It's no surprise that I've been worried about what I'm going to be doing after I graduate from college. After having thing after thing set in front of you for 21 years of your life (middle school, high school, college) and then suddenly being thrown out in to the world, there's only one thought on my mind: "what am I going to do?" Also, "fuck."
I talked with two of my teachers and some grad students today about their own experiences when they graduated undergrad, and accepted any opinions or advice they had. It was extremely enlightening, and I'm really glad I did. I feel so much less anxious about it now, and don't fear that I won't be able to pay my rent or not be able to do something I like.
Both of my teachers had something different to say. One is much more down to earth in the way that he doesn't baby me. He consistently tries to push me to bigger and better things and break me out of my comfort zone because he knows I can get there. He has made me into a better artist and a much more critical thinker about my work. His advice was about finding specific jobs, places he knew about and thought might work. The idea of taking an internship while working at a job not necessarily related to art was one idea. Along with that, he told me to get out there, pound the pavement, talk to people and express interest. This is the way I'll find work in the art world.

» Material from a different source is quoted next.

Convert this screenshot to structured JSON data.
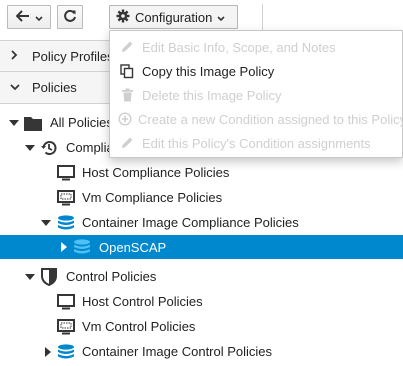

My other professor had similar advice, but in a different vein of thought. I'm so lucky to have had the opportunity to meet him and get to know him better through senior thesis. He is the first professor to ever express how much he loves my work and gave me a confidence boost that I haven't received in a long time. I get compliments from my fellow classmates and some grads, but never from professors, and it's nice to hear that an accomplished artist appreciates your talent and the work you create.
He had a great analogy for how I should approach jobs. I should be like an alien ship, going from planet to planet to gain as many resources as possible before moving on to the next. He said that this is how I should treat my future jobs. Never let anyone tell you that a job is beneath you, or that you have nothing to learn from it. Learning what it has to offer may only take a couple of weeks, but it could also take years. I got the same advice from a grad I spoke to as well: never let the job be you. In the art field, more often than not, the job is just a job. What you do outside the job is what counts.
I also expressed what my ideal is. I want to change the world, change the way people think and their opinions, and inspire people (that's the gist, anyway). He said that since I have that drive, and that I think about those sorts of things, that's important. It'll take me far. He said that I reminded him of one of his good friends he met in grad school. He said that I had a really great personality and that I was nice to be around. I'm pretty sure I was blushing by that point!
Both were important conversations. One was more of a pep-talk, and the other, a heart to heart. Now I don't feel as anxious as I was before.